The mask may also be supported by an additional support grid, besides support grid 16 illustrated in the drawings, which is disposed perpendicular to grid 16. Such a grid provides increased mechanical stability for the mask. It should be noted that if two support grids are utilized for supporting mask M, the electron ray beam which illuminates the mask must also be tilted in a direction perpendicular to the direction of the strips of the second support grid through an angle which, in radians, is equal to the ratio of the width of the strips of the second support grid to the distance a between the mask M and specimen P. Both of these tilting motions of the electron beam may be carried out simultaneously. In such an arrangement, tilting of the electron beam at an angle with respect to both support grids is produced.

It should be noted that although the invention is particularly applicable to electron-optical projection apparatus, particularly apparatus for fabricating microcircuits or integrated circuits on a semiconductor base, the invention may also be utilized in ion-optical irradiation equipment.

In the foregoing specification, the invention has been described with reference to specific exemplary embodiments thereof. It will, however, be evident that various modifications and changes may be made thereunto without departing from the broader spirit and scope of the invention as set forth in the appended claims. The specification and drawings are, accordingly, to be regarded in an illustrative rather than in a restrictive sense.
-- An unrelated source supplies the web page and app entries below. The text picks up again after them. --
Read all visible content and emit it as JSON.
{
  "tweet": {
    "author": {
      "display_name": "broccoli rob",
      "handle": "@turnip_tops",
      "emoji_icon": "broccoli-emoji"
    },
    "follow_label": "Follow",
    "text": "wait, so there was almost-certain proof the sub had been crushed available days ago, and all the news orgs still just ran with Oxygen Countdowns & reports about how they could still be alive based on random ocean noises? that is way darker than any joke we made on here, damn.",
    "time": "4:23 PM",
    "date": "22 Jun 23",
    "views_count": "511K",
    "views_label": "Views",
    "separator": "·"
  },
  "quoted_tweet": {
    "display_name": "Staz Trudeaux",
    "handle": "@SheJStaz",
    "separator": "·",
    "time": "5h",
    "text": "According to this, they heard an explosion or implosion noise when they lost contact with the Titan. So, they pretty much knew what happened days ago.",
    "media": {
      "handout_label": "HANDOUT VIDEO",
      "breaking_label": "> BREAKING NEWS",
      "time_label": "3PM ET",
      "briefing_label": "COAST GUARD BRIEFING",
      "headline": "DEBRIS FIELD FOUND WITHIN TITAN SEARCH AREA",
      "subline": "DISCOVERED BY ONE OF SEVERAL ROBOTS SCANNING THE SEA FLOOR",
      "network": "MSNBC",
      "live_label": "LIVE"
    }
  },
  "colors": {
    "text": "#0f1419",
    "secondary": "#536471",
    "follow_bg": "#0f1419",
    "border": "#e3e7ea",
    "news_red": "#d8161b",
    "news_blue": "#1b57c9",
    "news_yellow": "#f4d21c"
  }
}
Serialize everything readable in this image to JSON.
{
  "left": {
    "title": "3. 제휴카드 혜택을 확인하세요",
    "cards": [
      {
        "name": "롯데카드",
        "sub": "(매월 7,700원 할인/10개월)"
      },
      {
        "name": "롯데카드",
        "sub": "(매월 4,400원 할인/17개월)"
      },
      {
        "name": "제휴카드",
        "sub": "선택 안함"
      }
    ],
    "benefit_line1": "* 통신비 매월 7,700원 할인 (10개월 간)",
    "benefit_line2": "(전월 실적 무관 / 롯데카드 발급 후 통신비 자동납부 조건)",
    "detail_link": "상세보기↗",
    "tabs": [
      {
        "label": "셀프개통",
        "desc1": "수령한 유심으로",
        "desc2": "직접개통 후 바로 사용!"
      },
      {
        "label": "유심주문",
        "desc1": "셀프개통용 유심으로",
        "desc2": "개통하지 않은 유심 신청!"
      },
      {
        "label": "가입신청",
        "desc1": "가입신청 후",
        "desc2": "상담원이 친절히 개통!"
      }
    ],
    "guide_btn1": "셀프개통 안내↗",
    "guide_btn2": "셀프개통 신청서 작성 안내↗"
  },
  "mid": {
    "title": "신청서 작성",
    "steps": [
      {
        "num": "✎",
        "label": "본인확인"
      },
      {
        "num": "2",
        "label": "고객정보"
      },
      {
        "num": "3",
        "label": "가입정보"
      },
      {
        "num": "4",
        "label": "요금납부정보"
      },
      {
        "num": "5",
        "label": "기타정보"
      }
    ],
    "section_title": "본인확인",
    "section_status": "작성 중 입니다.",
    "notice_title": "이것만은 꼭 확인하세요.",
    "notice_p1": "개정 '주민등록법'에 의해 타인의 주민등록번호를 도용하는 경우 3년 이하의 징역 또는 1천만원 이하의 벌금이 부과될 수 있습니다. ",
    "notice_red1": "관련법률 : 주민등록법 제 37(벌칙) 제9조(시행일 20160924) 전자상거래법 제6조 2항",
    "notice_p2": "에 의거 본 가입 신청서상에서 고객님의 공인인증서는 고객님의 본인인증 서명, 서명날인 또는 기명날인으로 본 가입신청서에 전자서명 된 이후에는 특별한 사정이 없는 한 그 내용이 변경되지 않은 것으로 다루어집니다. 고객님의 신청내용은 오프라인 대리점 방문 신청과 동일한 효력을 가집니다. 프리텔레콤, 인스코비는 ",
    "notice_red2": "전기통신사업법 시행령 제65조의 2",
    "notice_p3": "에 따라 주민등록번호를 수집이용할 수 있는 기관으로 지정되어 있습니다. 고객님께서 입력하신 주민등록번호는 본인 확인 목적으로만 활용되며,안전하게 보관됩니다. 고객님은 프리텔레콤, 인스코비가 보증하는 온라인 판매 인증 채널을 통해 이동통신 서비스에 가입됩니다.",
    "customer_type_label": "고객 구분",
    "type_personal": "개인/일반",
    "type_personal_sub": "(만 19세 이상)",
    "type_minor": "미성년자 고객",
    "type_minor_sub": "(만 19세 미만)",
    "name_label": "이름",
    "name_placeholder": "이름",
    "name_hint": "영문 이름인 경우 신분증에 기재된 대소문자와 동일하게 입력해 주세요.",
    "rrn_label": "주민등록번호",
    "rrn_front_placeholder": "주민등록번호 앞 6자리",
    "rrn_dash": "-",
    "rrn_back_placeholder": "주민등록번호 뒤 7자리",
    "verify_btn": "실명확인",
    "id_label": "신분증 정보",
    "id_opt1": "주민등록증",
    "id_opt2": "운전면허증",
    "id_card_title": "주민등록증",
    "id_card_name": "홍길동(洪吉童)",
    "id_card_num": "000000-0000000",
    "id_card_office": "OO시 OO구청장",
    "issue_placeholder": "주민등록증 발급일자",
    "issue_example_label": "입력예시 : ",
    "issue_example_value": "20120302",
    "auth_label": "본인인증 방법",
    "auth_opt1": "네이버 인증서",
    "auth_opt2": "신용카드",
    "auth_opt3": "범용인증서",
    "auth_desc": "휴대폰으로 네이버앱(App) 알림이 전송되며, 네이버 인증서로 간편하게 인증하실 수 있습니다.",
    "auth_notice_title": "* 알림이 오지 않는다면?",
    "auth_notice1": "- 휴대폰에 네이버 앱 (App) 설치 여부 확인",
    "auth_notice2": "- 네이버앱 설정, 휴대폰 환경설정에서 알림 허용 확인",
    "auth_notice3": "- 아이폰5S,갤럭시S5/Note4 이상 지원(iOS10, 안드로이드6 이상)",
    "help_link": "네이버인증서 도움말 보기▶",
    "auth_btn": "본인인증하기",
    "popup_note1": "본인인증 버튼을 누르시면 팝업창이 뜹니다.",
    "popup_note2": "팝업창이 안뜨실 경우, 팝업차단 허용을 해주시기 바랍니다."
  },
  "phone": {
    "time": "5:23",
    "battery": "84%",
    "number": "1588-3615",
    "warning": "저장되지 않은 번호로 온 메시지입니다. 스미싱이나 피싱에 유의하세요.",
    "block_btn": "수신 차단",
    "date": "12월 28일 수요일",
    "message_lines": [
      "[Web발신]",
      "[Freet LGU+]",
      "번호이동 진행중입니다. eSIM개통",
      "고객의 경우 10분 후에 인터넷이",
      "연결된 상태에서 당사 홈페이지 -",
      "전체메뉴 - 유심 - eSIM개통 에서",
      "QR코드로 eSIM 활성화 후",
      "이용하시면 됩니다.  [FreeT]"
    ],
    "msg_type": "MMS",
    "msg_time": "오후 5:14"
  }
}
Patent Citations
Cited PatentFiling datePublication dateApplicantTitle
US3770934 *Oct 29, 1971Nov 6, 1973Machlett Lab IncElectron beam heating apparatus
US3914608 *Dec 19, 1973Oct 21, 1975Westinghouse Electric CorpRapid exposure of micropatterns with a scanning electron microscope
US3924136 *Feb 18, 1975Dec 2, 1975Stanford Research InstCharged particle apodized pattern imaging and exposure system
US4021674 *Sep 26, 1975May 3, 1977Siemens AktiengesellschaftCharged-particle beam optical apparatus for irradiating a specimen in a two-dimensional pattern
Referenced by
Citing PatentFiling datePublication dateApplicantTitle
US4198569 *Oct 18, 1978Apr 15, 1980Nippon Aviotronics Company, LimitedElectron beam exposure system
US4334156 *Aug 28, 1979Jun 8, 1982International Business Machines CorporationMethod of shadow printing exposure
US4646253 *Apr 12, 1984Feb 24, 1987Siemens AktiengesellschaftMethod for imaging electrical barrier layers such as pn-junctions in semiconductors by means of processing particle-beam-induced signals in a scanning corpuscular microscope
US4757208 *Mar 7, 1986Jul 12, 1988Hughes Aircraft CompanyMasked ion beam lithography system and method
US5001349 *Jul 9, 1990Mar 19, 1991U.S. Philips CorporationCharged-particle beam apparatus
US5868952 *Mar 18, 1996Feb 9, 1999Ebara CorporationFabrication method with energy beam
US6015976 *Nov 18, 1998Jan 18, 2000Ebara CorporationFabrication apparatus employing energy beam
US7423269 *Feb 22, 2006Sep 9, 2008Kla-Tencor Technologies CorporationAutomated feature analysis with off-axis tilting
EP0158139A1 *Mar 13, 1985Oct 16, 1985International Business Machines CorporationError-corrected corpuscular beam lithography
EP0732624A2 *Mar 15, 1996Sep 18, 1996Ebara CorporationFabrication method with energy beam and fabrication apparatus therewith
Classifications
U.S. Classification250/492.2, 250/398
International ClassificationH01J37/302, H01J37/04, H01J37/30
Cooperative ClassificationH01J37/302, H01J37/3007
European ClassificationH01J37/302, H01J37/30A4